Years later, and in his new role as senior manager of corporate partnerships and sales for AMB Sports + Entertainment, Watwood continued living on the Westside and made key connections – like meeting Tameka Askew, WFF’s Home on the Westside Manager.
“I’ve known Tameka, forever, and she kept telling me that I should look into WFF’s affordable housing program Home on the Westside (HOTW),” said Watwood. “I had reservations because like most people I thought homeownership was too expensive and that the process could be overwhelming. It wasn’t until my last apartment complex notified me of a rent increase that that I finally thought to myself it might be time to start the process.”
For Watwood, it felt like divine timing. The next summit he attended was focused on the work of Westside Future Fund, and Askew gave a presentation on the WFF’s HOTW program. During the presentation, Askew showed a photo of a yellow house and Watwood could suddenly envision himself living there.
“After the summit I talked to the WFF team, and they encouraged me to fill out the paperwork,” said Watwood. “While going through the process for HOTW, I was always waiting for the other shoe to drop, and it never did. It was always so seamless and easy,” said Watwood. “Working with the team at WFF s literally like having your hand held every step of the way. I closed on my house in less than 30 days.”
Given his live and work connections to the community, which are part of the community retention guidelines for HOTW, Watwood qualified for $40,000 in down payment assistance from WFF and another $10,000 in assistance from Invest Atlanta.

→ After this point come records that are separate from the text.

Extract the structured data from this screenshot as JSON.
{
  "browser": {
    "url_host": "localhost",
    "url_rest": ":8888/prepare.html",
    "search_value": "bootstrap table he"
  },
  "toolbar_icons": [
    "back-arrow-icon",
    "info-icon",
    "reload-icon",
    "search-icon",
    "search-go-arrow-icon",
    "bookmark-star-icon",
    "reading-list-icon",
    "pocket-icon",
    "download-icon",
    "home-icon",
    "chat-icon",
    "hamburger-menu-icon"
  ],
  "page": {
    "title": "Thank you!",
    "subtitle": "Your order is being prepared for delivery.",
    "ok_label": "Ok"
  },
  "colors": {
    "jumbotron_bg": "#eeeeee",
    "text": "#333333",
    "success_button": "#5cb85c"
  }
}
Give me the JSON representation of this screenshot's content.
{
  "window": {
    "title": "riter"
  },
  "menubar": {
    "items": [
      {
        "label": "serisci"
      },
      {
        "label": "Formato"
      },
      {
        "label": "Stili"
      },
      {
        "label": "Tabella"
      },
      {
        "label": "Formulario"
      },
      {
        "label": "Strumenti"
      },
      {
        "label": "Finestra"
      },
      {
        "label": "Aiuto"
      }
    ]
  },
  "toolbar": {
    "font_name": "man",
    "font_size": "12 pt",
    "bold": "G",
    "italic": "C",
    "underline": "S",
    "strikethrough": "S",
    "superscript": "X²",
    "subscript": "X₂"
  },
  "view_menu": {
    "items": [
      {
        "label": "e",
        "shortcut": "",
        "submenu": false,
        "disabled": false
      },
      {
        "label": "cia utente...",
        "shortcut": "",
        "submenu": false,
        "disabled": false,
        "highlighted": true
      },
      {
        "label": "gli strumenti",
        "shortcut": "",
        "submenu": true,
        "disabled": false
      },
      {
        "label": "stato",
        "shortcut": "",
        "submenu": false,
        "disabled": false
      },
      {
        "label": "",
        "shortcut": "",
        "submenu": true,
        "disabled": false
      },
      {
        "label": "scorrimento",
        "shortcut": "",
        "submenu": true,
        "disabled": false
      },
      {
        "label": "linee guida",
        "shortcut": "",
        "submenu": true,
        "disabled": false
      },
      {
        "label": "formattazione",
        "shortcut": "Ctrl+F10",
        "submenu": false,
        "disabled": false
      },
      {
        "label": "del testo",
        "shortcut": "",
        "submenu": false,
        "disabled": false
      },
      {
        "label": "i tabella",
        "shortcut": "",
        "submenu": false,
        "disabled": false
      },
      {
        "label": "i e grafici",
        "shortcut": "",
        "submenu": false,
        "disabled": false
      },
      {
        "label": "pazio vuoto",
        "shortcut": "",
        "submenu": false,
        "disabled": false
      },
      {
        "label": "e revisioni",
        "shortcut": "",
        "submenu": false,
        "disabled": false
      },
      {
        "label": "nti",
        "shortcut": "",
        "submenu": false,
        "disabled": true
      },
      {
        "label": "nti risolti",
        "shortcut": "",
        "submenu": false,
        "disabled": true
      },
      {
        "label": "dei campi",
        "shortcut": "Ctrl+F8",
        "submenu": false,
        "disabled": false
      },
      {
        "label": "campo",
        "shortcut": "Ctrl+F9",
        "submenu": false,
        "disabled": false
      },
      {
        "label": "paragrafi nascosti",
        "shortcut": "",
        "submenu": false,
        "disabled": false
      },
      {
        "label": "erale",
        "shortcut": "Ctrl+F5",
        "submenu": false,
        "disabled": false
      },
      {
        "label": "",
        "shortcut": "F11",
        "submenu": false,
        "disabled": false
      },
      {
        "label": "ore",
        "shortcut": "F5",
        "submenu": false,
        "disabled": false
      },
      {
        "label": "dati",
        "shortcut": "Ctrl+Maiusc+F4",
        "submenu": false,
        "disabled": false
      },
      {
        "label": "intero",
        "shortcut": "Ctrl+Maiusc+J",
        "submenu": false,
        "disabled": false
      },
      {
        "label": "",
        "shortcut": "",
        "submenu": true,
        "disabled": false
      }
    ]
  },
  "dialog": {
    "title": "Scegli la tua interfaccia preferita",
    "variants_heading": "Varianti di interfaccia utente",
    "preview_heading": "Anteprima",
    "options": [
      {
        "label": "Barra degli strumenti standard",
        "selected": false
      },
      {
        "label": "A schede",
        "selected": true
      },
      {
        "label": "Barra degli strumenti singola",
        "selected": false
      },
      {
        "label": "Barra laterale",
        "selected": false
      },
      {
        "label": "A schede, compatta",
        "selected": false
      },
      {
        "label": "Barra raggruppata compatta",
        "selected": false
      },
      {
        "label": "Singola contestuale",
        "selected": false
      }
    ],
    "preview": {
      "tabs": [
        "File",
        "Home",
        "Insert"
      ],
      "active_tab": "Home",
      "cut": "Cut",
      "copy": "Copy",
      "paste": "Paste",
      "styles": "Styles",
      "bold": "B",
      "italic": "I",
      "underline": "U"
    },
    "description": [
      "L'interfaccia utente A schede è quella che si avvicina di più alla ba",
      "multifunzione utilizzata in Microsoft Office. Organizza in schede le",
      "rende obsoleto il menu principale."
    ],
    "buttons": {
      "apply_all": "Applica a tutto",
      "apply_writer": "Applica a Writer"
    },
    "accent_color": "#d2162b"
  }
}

Going through Home on the Westside wasn’t just about settling more permanent roots down on the Westside, it was also about making a home. During the pandemic he met his partner Camille Monae while attending a performance she was starring in at the West End Performing Arts Center. The two bonded over their shared love for performing arts and attending a small university in Texas. When the opportunity to participate in HOTW came up, it was also a chance for Watwood and Monae to create a space together.
“Having this as our place to go home to is new to both of us. Both of us have moved so many times in our lives,” said Monae. “For the longest time my grandmother’s house in San Antonio, TX was home, and now I get to switch that mindset that now this is my home, and we get to create it together.”
The couple has also started to expand their sense of home beyond their four walls, and into the community, by connecting with their neighbors. They are already in a WhatsApp group with their neighborhood where they arrange everything from picking up each other’s packages and sharing herbs to arranging impromptu clean ups at their nearby community park – Kathryn Johnston Memorial Park.
“The Westside is reminiscent of a neighborhood I grew up in during my early childhood,” said Monae. “A place that has progressed over the last decade, but there have been some downsides to that gentrification – my mother and grandmother still live in the neighborhood and my mom’s property taxes have almost tripled. I’ve seen what it’s like when these neighborhood efforts are done wrong and in a harmful way, and it’s nice to see Westside Future Fund’s intentional approach. I wish that was the case everywhere.”
Watwood and Monae officially moved into their home in March of this year. As the couple unpacks boxes, they are also thinking about new paint colors for their wall and making design plans for their backyard – taking the steps to turn their new space into a home.